• _EXERCISE_
With the string "this" as the filter, copy each matching line from the records.

START DATASET EXTRACT

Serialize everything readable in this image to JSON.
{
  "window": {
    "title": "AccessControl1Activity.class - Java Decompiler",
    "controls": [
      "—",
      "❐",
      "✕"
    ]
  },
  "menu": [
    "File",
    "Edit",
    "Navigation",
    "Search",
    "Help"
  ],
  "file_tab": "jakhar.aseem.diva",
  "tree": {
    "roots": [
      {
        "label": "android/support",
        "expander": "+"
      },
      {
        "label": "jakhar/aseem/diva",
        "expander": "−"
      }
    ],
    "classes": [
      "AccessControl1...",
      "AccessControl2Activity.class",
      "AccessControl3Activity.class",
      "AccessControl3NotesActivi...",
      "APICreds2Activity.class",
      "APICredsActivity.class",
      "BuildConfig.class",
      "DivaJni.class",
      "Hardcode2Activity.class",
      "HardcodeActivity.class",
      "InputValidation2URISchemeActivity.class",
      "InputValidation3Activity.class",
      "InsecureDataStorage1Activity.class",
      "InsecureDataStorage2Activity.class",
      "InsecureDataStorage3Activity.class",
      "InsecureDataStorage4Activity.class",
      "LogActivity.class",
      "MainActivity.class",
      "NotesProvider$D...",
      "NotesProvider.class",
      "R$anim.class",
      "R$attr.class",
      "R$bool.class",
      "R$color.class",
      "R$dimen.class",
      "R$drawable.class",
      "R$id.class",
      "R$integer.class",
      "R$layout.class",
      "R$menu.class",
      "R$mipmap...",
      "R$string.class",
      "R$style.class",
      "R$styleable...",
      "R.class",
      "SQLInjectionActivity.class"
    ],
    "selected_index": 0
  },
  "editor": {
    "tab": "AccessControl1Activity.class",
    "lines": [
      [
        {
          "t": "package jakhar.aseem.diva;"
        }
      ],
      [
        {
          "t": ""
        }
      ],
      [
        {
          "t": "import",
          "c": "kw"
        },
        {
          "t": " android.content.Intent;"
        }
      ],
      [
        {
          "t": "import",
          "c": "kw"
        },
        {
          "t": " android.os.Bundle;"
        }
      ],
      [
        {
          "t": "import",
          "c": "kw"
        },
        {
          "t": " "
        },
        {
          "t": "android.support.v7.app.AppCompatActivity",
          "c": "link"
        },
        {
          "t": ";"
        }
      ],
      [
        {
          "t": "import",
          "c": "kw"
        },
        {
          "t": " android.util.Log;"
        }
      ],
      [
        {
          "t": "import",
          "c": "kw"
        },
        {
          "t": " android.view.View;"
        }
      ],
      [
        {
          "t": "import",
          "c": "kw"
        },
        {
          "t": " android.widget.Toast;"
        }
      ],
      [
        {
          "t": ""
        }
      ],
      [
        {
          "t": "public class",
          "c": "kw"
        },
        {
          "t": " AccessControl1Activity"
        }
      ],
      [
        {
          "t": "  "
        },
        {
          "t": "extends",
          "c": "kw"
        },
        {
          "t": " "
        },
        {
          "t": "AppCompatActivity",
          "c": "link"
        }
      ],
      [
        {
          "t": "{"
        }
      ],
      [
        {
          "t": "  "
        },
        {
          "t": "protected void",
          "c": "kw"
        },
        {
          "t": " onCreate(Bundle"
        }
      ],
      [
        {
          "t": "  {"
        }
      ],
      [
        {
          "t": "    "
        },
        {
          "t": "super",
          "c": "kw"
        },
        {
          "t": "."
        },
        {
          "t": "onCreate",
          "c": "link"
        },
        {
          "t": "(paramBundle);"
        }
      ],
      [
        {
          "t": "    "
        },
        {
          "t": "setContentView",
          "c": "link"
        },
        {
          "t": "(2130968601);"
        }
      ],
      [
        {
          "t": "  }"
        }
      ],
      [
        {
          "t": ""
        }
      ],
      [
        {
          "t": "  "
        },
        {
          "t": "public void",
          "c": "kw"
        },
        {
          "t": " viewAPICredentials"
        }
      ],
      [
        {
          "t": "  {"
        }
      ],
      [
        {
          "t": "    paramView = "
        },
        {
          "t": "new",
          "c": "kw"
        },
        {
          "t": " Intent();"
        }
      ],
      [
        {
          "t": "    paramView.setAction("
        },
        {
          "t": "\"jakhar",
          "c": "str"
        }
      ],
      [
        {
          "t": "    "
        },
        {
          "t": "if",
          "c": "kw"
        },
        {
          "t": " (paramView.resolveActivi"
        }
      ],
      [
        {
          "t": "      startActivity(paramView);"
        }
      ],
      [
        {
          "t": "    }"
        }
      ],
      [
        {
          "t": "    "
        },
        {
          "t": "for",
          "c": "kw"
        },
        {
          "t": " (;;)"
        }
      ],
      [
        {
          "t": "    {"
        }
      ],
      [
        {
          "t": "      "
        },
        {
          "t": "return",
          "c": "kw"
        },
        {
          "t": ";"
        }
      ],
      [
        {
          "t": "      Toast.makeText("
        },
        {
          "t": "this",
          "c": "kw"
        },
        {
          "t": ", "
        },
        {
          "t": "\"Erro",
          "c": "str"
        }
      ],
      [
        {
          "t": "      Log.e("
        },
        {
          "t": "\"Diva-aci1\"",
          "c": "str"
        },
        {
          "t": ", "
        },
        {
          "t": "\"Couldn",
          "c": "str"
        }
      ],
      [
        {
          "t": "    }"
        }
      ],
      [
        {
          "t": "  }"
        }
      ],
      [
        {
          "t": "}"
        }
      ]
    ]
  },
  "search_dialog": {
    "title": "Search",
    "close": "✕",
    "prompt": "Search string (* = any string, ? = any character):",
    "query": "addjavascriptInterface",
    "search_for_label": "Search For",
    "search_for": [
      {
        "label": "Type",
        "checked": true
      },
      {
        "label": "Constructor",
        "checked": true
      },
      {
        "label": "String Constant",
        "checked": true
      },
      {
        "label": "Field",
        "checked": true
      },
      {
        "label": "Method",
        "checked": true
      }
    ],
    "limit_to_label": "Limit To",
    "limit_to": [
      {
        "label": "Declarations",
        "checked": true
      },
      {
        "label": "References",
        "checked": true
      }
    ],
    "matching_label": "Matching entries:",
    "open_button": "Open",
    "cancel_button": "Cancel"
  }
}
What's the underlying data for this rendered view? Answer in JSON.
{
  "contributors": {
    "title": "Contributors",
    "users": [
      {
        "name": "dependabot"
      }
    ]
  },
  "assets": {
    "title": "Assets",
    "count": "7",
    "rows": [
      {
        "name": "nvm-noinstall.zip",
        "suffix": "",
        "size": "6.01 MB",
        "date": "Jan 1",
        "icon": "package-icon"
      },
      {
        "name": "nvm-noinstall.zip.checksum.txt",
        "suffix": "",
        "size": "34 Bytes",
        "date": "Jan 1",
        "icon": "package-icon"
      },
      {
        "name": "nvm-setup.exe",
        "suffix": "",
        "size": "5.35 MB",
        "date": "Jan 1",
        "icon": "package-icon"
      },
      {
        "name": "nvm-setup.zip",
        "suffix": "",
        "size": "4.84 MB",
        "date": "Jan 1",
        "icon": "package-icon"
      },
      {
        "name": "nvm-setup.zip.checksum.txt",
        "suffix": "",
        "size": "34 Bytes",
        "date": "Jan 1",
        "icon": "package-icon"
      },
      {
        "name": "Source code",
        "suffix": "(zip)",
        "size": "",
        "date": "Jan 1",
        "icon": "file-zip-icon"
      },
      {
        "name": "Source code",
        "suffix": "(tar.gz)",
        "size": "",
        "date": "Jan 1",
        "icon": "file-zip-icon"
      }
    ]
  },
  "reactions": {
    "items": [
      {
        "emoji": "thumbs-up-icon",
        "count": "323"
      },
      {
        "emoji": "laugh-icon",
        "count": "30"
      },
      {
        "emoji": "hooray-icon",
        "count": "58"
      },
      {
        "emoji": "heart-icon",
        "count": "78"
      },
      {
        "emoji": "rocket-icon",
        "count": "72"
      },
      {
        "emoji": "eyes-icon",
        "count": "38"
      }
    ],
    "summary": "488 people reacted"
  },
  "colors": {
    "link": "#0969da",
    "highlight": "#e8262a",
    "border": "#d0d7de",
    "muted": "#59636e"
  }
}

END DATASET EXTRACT

• _EXPECTED ANSWER_
Serialize everything readable in this image to JSON.
          "t": "this",
What's the underlying data for this rendered view? Answer in JSON.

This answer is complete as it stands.